DRMacIver's Notebook

Teach me of your human notions of love

Teach me of your human notions of love

From Finding Our Sea-Legs, p 41:

Perhaps it is not the oldest philosophical question in the book, but is one of the most recurrent, at least once puberty has kicked in: "What is this thing called love?"

Well, lets see what the book has to say about it. From Tiffany Watt Smith's The Book of Human Emotions:

Is there anything left to say about love? Reams of poetry and songs, libraries' worth of philosophy, are dedicated to trying to express it, to understand and define it. The very volume of words tells us not only how much there is to say on the subject, but also how little can be said with any certainty.

Thanks Tiffany, that's very helpful.

Buckingham, on page 42, suggests that unlike philosophy (which asks questions like "What is love?"), storytelling tends to ask "What is love like?".

He is quick to point out the flaw in this question (on page 43):

Here, however, we need to be philosophically cautious. The way that this second question is phrased, "What is love like?" risks seducing us into thinking that there is in fact, a single thing, love, towards which this new question will lead us. But the more we ask this kind of question, the more it becomes apparent that love is no more a single thing than is death. What emerges from our storytelling is not Love, but a multiplicity of loves.

This multiplicity of loves is, I think, part of the core of the practical problems of love. In reality, we are not so much interested in the question "What is love like?" any more than we are interested in the question "What is love?". What we want to know tends to be questions more like:

I think we will find that when we ask these questions they will not always mean the the same notion of love.

Love, like most things, doesn't really have a formal definition - you can look it up in a dictionary, but dictionaries describe use rather than providing authoritative definitions, and the dictionary's selection of meanings for love are particularly useless.

Most words used in practice are defined ostensively, meaning that we point to a bunch of examples and hope that you can figure out the general pattern because we sure as hell don't know how explain it to you.

This is particularly tricky for things which are primarily phenomenological - purely or predominantly aspects of our subjective experience. We barely have a coherent vocabulary for talking about pain, and pain is at least relatively easy to reproduce on demand. How is this supposed to work for things like love, which are vastly more complicated, and which you cannot easily point to an example?

Buckingham's answer is to let go of the question and embrace this plurality. I think this concedes too much, because it runs into a substantial problem: We can disagree what love is.

I've talked about Bell Hooks's notion of love as "The will to extend one's self for the purpose of one's own or another's spiritual growth". I think this is a good definition. It's not true, in that I don't think one can meaningfully assign a truth value to the question of whether that is what love is, but I think that it provides a good starting point for reasoning about many of the positive aspects of love.

But it's certainly not a definition that everyone can agree on.

David Chapman talks about nebulosity, the cloudlike nature of things - clouds are ill defined at the boundary.

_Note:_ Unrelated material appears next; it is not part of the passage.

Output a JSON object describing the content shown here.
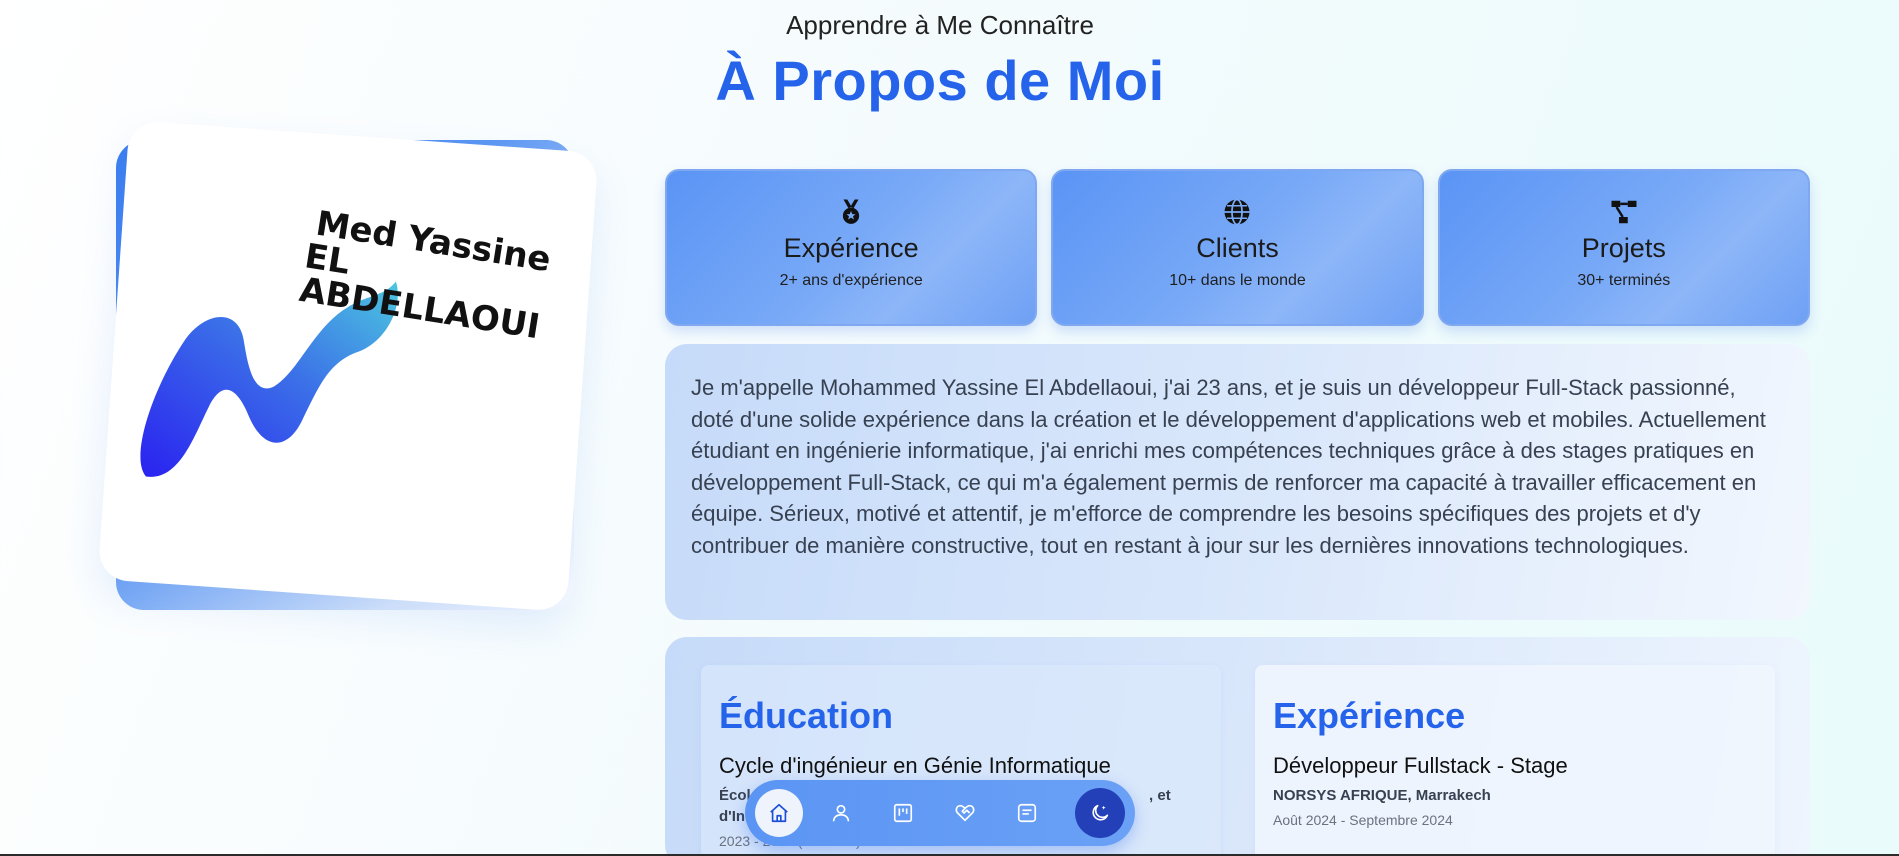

If you ask "What is the weight of a cloud?" you will end up with uncertainty that is in some sense fundamentally ontological (concerned with categories - which bits of matter do you consider "part of the cloud"?) rather than epistemic (concerned with knowledge - trying to pin down facts of empirical reality). Some parts of reality are clearly part of the cloud, some parts of reality are clearly not part of the cloud, but at the boundary there is a region where it's... kinda part of the cloud but it's not really clear, and the answer to your question about the mass of the cloud will depend on how we decide that question of categorisation.

When you ask "Do I love them?" you will experience this nebulosity of love: Some people the answer is obviously no, hopefully some people the answer is obviously yes, but if you are asking the question you are probably in that boundary zone where the answer is the rather frustating "It depends what you mean by love?".

But when you ask "Do they love me?" the question is more complicated yet.

Not everyone has the same notion of love. Some notions of love are different, and some notions of love are better than others (there's no total ordering here - it's very unlikely that there's a single best notion of love). Many notions of love that we see in common use are coercive, abusive, or proprietary. "I would love you more if you changed to be what I want", "I hurt you because I love you", or "I love you, so you are mine".

In those cases the difficulty is still one of ontology. There are still questions about where the boundary of love is, but that boundary is now not merely fuzzy but contested. This is no longer a collaboration where you are trying to pin down an area of uncertainty, but a fight over the correct positioning of that boundary.